* Prompt:
Below are records to return verbatim; the pictures are to be dropped.

* Data for analysis:
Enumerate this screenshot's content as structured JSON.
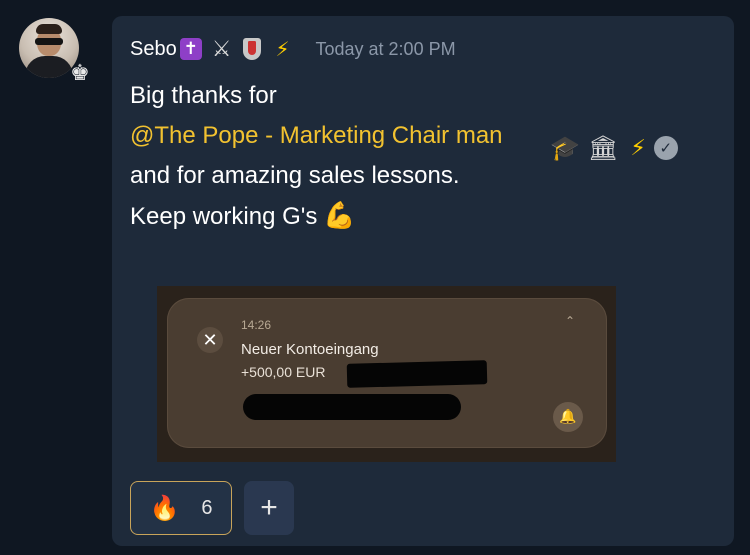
{
  "message": {
    "author": "Sebo",
    "timestamp": "Today at 2:00 PM",
    "author_badges": {
      "cross": "✝",
      "swords": "⚔",
      "bolt": "⚡"
    },
    "line1": "Big thanks for",
    "mention": "@The Pope - Marketing Chair man",
    "mention_badges": {
      "cap": "🎓",
      "bank": "🏛",
      "bolt": "⚡",
      "check": "✓"
    },
    "line2": "and for amazing sales lessons.",
    "line3": "Keep working G's",
    "flex_emoji": "💪"
  },
  "avatar_badge": "♚",
  "embed": {
    "close": "✕",
    "time": "14:26",
    "title": "Neuer Kontoeingang",
    "amount": "+500,00 EUR",
    "chevron": "⌃",
    "bell": "🔔"
  },
  "reactions": [
    {
      "emoji": "🔥",
      "count": "6"
    }
  ],
  "add_reaction_label": "+"
}
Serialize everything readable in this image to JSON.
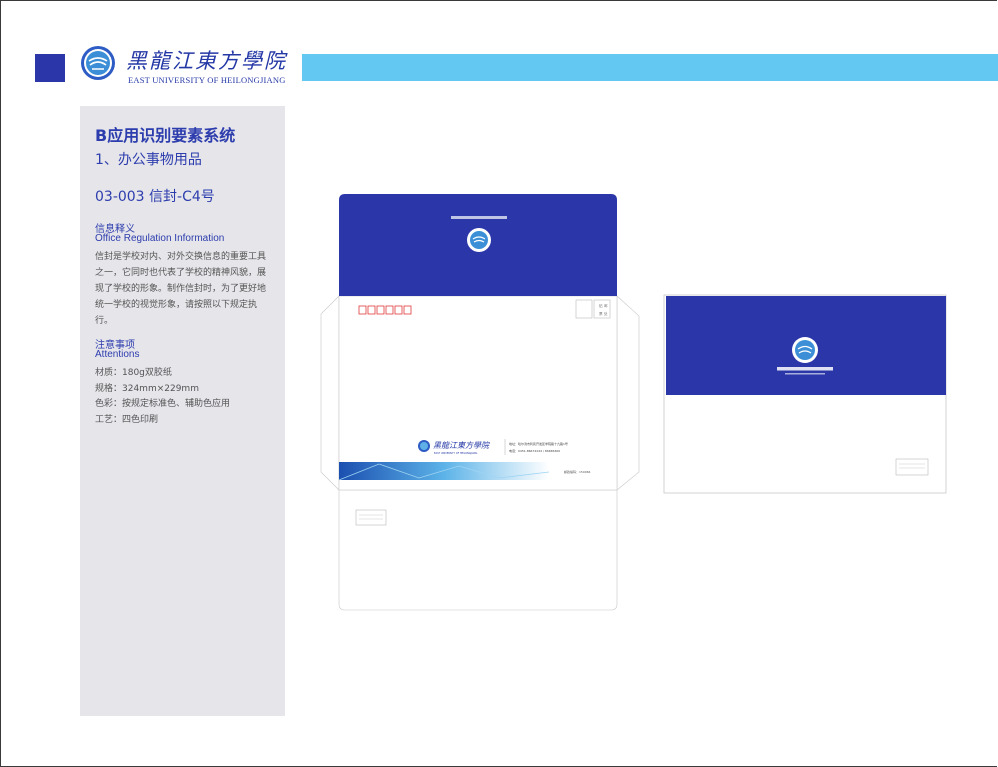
{
  "header": {
    "logo_cn": "黑龍江東方學院",
    "logo_en": "EAST UNIVERSITY OF HEILONGJIANG",
    "colors": {
      "brand_blue": "#2b36a8",
      "bar_cyan": "#63c8f2",
      "panel_gray": "#e5e5ea"
    }
  },
  "panel": {
    "title": "B应用识别要素系统",
    "subtitle": "1、办公事物用品",
    "code": "03-003 信封-C4号",
    "info_cn": "信息释义",
    "info_en": "Office Regulation Information",
    "info_body": "信封是学校对内、对外交换信息的重要工具之一，它同时也代表了学校的精神风貌，展现了学校的形象。制作信封时，为了更好地统一学校的视觉形象，请按照以下规定执行。",
    "attention_cn": "注意事项",
    "attention_en": "Attentions",
    "specs": [
      "材质：180g双胶纸",
      "规格：324mm×229mm",
      "色彩：按规定标准色、辅助色应用",
      "工艺：四色印刷"
    ]
  },
  "envelope": {
    "stamp_label_1": "贴",
    "stamp_label_2": "邮",
    "stamp_label_3": "票",
    "stamp_label_4": "处",
    "footer_logo_cn": "黑龍江東方學院",
    "footer_logo_en": "EAST UNIVERSITY OF HEILONGJIANG",
    "address": "地址：哈尔滨市利民开发区学院路十九路1号",
    "phone": "电话：0451-86672244 / 86665600",
    "postcode": "邮政编码：150066"
  }
}
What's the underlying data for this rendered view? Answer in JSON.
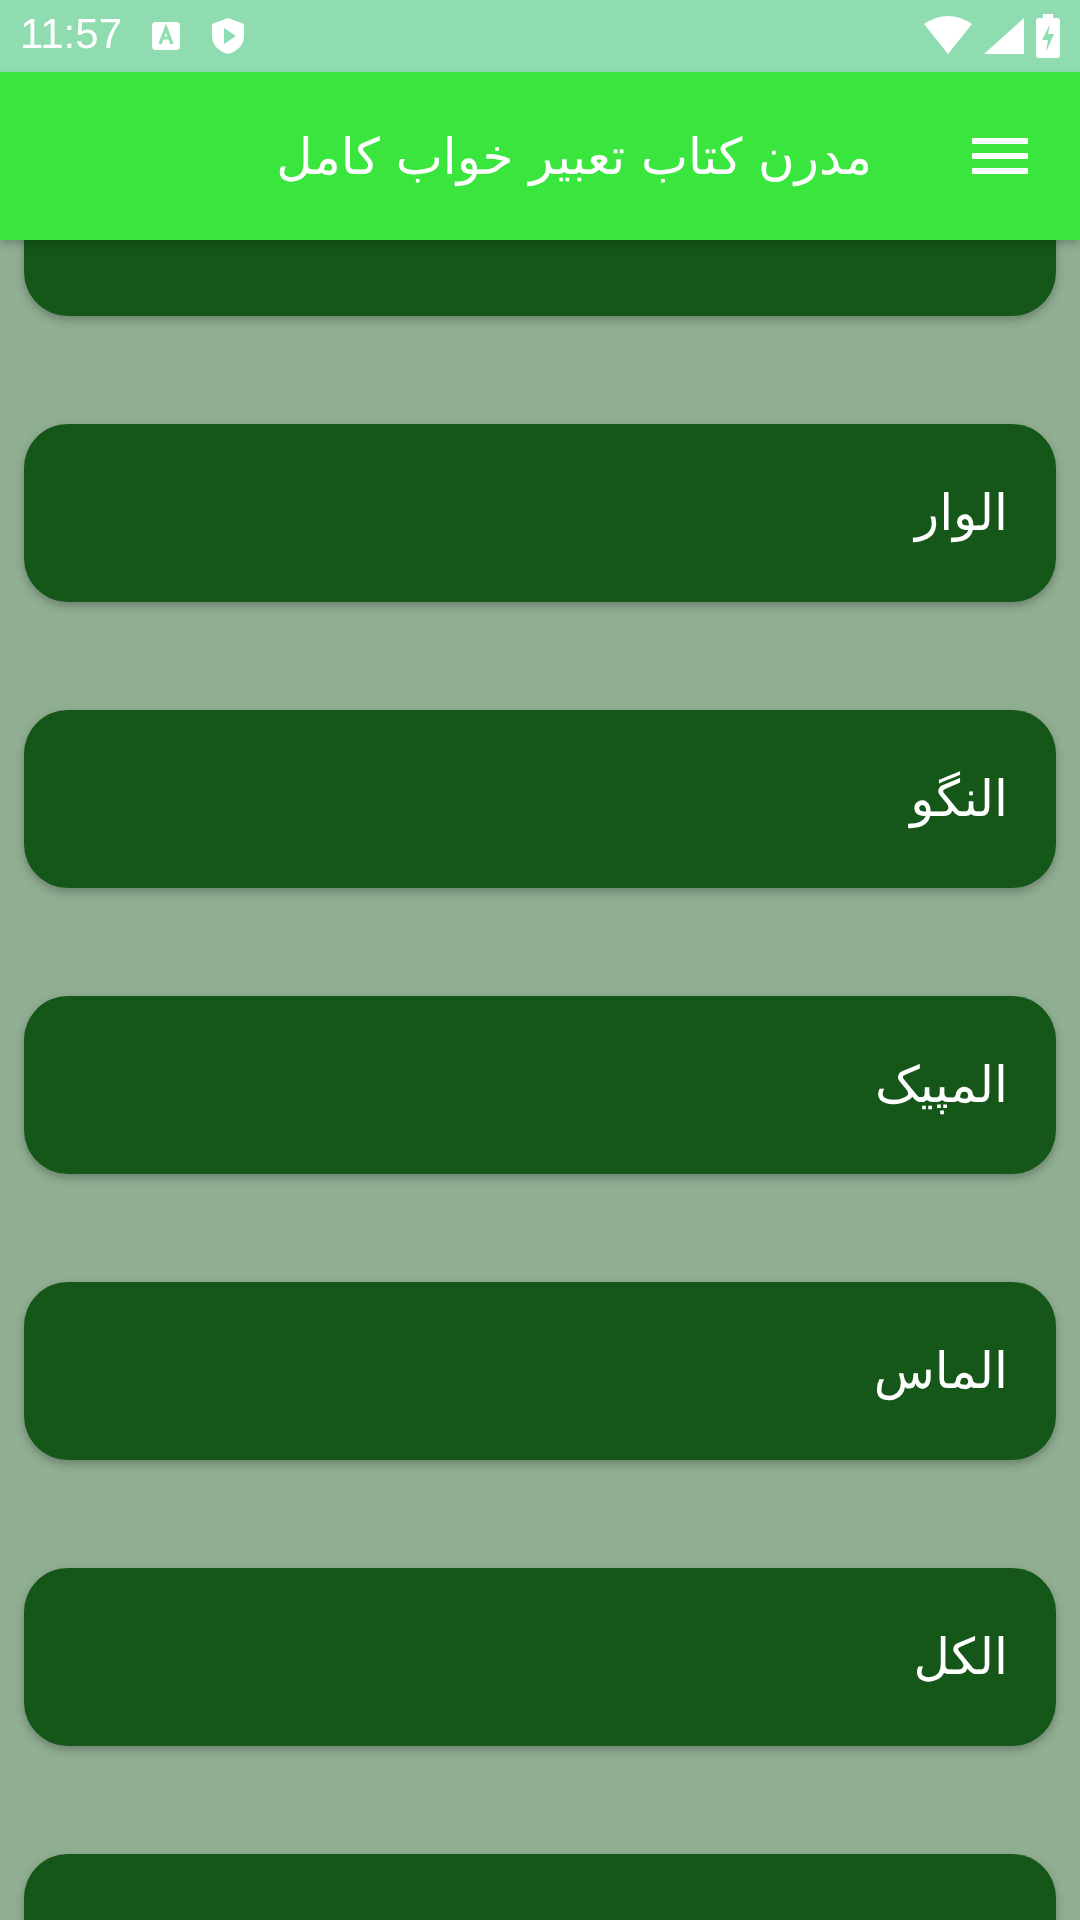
{
  "status_bar": {
    "time": "11:57"
  },
  "app_bar": {
    "title": "مدرن کتاب تعبیر خواب کامل"
  },
  "items": [
    {
      "label": "الوار"
    },
    {
      "label": "النگو"
    },
    {
      "label": "المپیک"
    },
    {
      "label": "الماس"
    },
    {
      "label": "الکل"
    }
  ]
}
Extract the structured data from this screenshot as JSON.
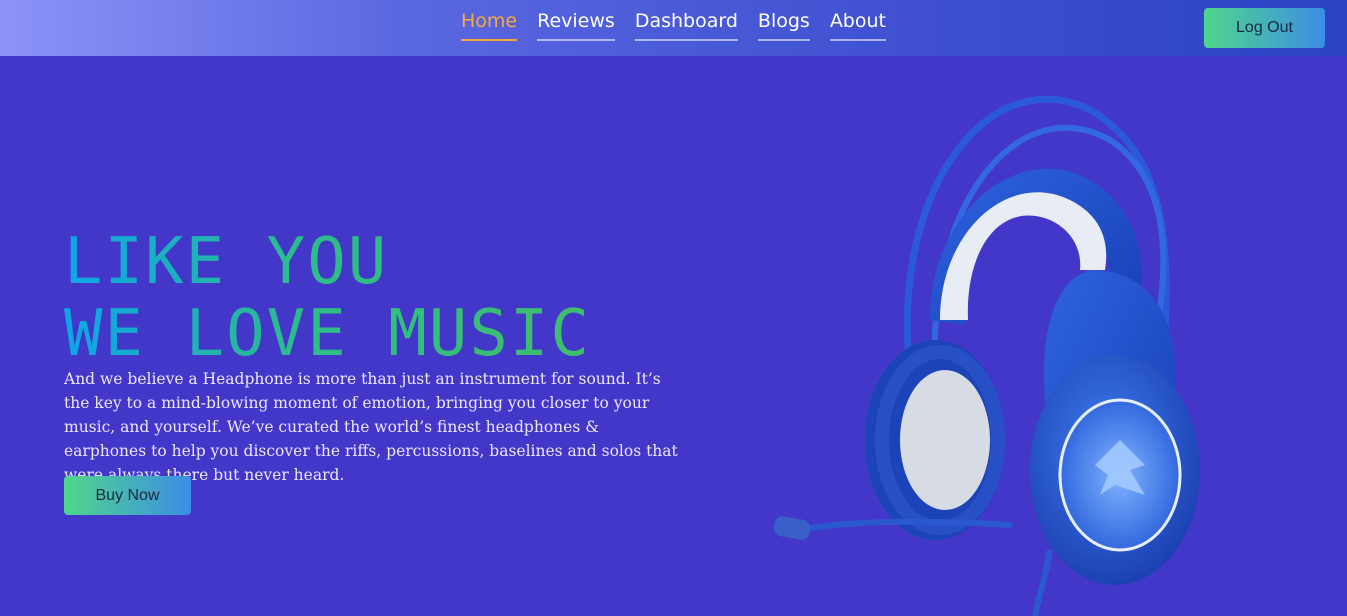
{
  "nav": {
    "links": [
      "Home",
      "Reviews",
      "Dashboard",
      "Blogs",
      "About"
    ],
    "active": "Home",
    "logout_label": "Log Out"
  },
  "hero": {
    "title_line1": "LIKE YOU",
    "title_line2": "WE LOVE MUSIC",
    "description": "And we believe a Headphone is more than just an instrument for sound. It’s the key to a mind-blowing moment of emotion, bringing you closer to your music, and yourself. We’ve curated the world’s finest headphones & earphones to help you discover the riffs, percussions, baselines and solos that were always there but never heard.",
    "cta_label": "Buy Now"
  },
  "colors": {
    "background": "#4237c9",
    "active_link": "#f5a93d",
    "button_gradient_start": "#4fd68b",
    "button_gradient_end": "#3c8de6",
    "headphone_blue": "#1f4fc8"
  },
  "images": {
    "hero_image": "blue-gaming-headset-with-mic"
  }
}
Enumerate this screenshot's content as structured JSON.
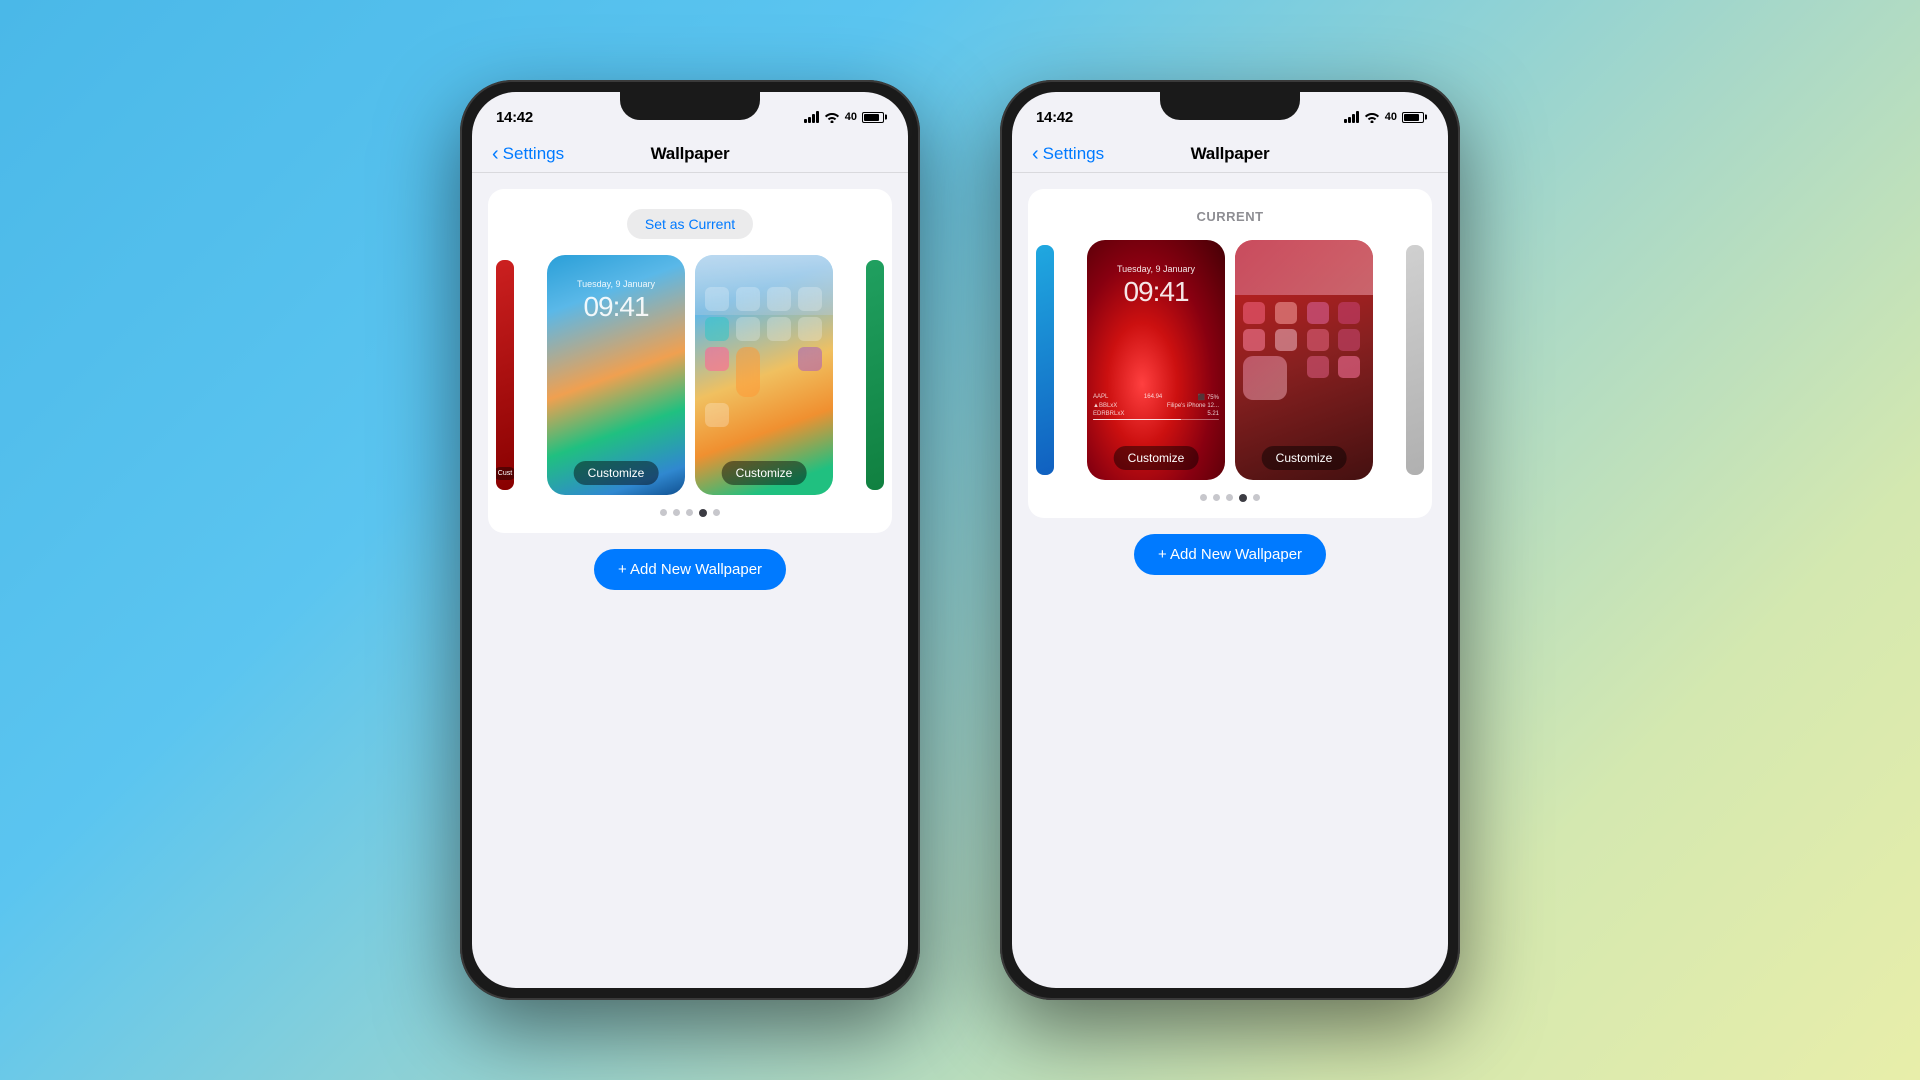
{
  "background": {
    "gradient_start": "#4ab8e8",
    "gradient_end": "#e8eeaa"
  },
  "phone_left": {
    "status_bar": {
      "time": "14:42",
      "battery_percent": "40"
    },
    "nav": {
      "back_label": "Settings",
      "title": "Wallpaper"
    },
    "wallpaper_section": {
      "badge_label": "Set as Current",
      "previews": [
        {
          "type": "lock_screen",
          "style": "blue_gradient",
          "date": "Tuesday, 9 January",
          "time": "09:41",
          "customize_label": "Customize"
        },
        {
          "type": "home_screen",
          "style": "blue_gradient",
          "customize_label": "Customize"
        }
      ],
      "pagination": {
        "total": 5,
        "active": 3
      },
      "add_button_label": "+ Add New Wallpaper"
    }
  },
  "phone_right": {
    "status_bar": {
      "time": "14:42",
      "battery_percent": "40"
    },
    "nav": {
      "back_label": "Settings",
      "title": "Wallpaper"
    },
    "wallpaper_section": {
      "current_label": "CURRENT",
      "previews": [
        {
          "type": "lock_screen",
          "style": "red_gradient",
          "date": "Tuesday, 9 January",
          "time": "09:41",
          "customize_label": "Customize"
        },
        {
          "type": "home_screen",
          "style": "red_dark",
          "customize_label": "Customize"
        }
      ],
      "pagination": {
        "total": 5,
        "active": 4
      },
      "add_button_label": "+ Add New Wallpaper"
    }
  }
}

* Answer space:
Enumerate this screenshot's content as structured JSON.
{
  "message": {
    "author": "Sebo",
    "timestamp": "Today at 2:00 PM",
    "author_badges": {
      "cross": "✝",
      "swords": "⚔",
      "bolt": "⚡"
    },
    "line1": "Big thanks for",
    "mention": "@The Pope - Marketing Chair man",
    "mention_badges": {
      "cap": "🎓",
      "bank": "🏛",
      "bolt": "⚡",
      "check": "✓"
    },
    "line2": "and for amazing sales lessons.",
    "line3": "Keep working G's",
    "flex_emoji": "💪"
  },
  "avatar_badge": "♚",
  "embed": {
    "close": "✕",
    "time": "14:26",
    "title": "Neuer Kontoeingang",
    "amount": "+500,00 EUR",
    "chevron": "⌃",
    "bell": "🔔"
  },
  "reactions": [
    {
      "emoji": "🔥",
      "count": "6"
    }
  ],
  "add_reaction_label": "+"
}
Serialize everything readable in this image to JSON.
{
  "header": {
    "logo_cn": "黑龍江東方學院",
    "logo_en": "EAST UNIVERSITY OF HEILONGJIANG",
    "colors": {
      "brand_blue": "#2b36a8",
      "bar_cyan": "#63c8f2",
      "panel_gray": "#e5e5ea"
    }
  },
  "panel": {
    "title": "B应用识别要素系统",
    "subtitle": "1、办公事物用品",
    "code": "03-003 信封-C4号",
    "info_cn": "信息释义",
    "info_en": "Office Regulation Information",
    "info_body": "信封是学校对内、对外交换信息的重要工具之一，它同时也代表了学校的精神风貌，展现了学校的形象。制作信封时，为了更好地统一学校的视觉形象，请按照以下规定执行。",
    "attention_cn": "注意事项",
    "attention_en": "Attentions",
    "specs": [
      "材质：180g双胶纸",
      "规格：324mm×229mm",
      "色彩：按规定标准色、辅助色应用",
      "工艺：四色印刷"
    ]
  },
  "envelope": {
    "stamp_label_1": "贴",
    "stamp_label_2": "邮",
    "stamp_label_3": "票",
    "stamp_label_4": "处",
    "footer_logo_cn": "黑龍江東方學院",
    "footer_logo_en": "EAST UNIVERSITY OF HEILONGJIANG",
    "address": "地址：哈尔滨市利民开发区学院路十九路1号",
    "phone": "电话：0451-86672244 / 86665600",
    "postcode": "邮政编码：150066"
  }
}
What's the underlying data for this rendered view? Answer in JSON.
{
  "status_bar": {
    "time": "11:57"
  },
  "app_bar": {
    "title": "مدرن کتاب تعبیر خواب کامل"
  },
  "items": [
    {
      "label": "الوار"
    },
    {
      "label": "النگو"
    },
    {
      "label": "المپیک"
    },
    {
      "label": "الماس"
    },
    {
      "label": "الکل"
    }
  ]
}
Extract the structured data from this screenshot as JSON.
{
  "nav": {
    "links": [
      "Home",
      "Reviews",
      "Dashboard",
      "Blogs",
      "About"
    ],
    "active": "Home",
    "logout_label": "Log Out"
  },
  "hero": {
    "title_line1": "LIKE YOU",
    "title_line2": "WE LOVE MUSIC",
    "description": "And we believe a Headphone is more than just an instrument for sound. It’s the key to a mind-blowing moment of emotion, bringing you closer to your music, and yourself. We’ve curated the world’s finest headphones & earphones to help you discover the riffs, percussions, baselines and solos that were always there but never heard.",
    "cta_label": "Buy Now"
  },
  "colors": {
    "background": "#4237c9",
    "active_link": "#f5a93d",
    "button_gradient_start": "#4fd68b",
    "button_gradient_end": "#3c8de6",
    "headphone_blue": "#1f4fc8"
  },
  "images": {
    "hero_image": "blue-gaming-headset-with-mic"
  }
}
Enumerate this screenshot's content as structured JSON.
{
  "background": {
    "gradient_start": "#4ab8e8",
    "gradient_end": "#e8eeaa"
  },
  "phone_left": {
    "status_bar": {
      "time": "14:42",
      "battery_percent": "40"
    },
    "nav": {
      "back_label": "Settings",
      "title": "Wallpaper"
    },
    "wallpaper_section": {
      "badge_label": "Set as Current",
      "previews": [
        {
          "type": "lock_screen",
          "style": "blue_gradient",
          "date": "Tuesday, 9 January",
          "time": "09:41",
          "customize_label": "Customize"
        },
        {
          "type": "home_screen",
          "style": "blue_gradient",
          "customize_label": "Customize"
        }
      ],
      "pagination": {
        "total": 5,
        "active": 3
      },
      "add_button_label": "+ Add New Wallpaper"
    }
  },
  "phone_right": {
    "status_bar": {
      "time": "14:42",
      "battery_percent": "40"
    },
    "nav": {
      "back_label": "Settings",
      "title": "Wallpaper"
    },
    "wallpaper_section": {
      "current_label": "CURRENT",
      "previews": [
        {
          "type": "lock_screen",
          "style": "red_gradient",
          "date": "Tuesday, 9 January",
          "time": "09:41",
          "customize_label": "Customize"
        },
        {
          "type": "home_screen",
          "style": "red_dark",
          "customize_label": "Customize"
        }
      ],
      "pagination": {
        "total": 5,
        "active": 4
      },
      "add_button_label": "+ Add New Wallpaper"
    }
  }
}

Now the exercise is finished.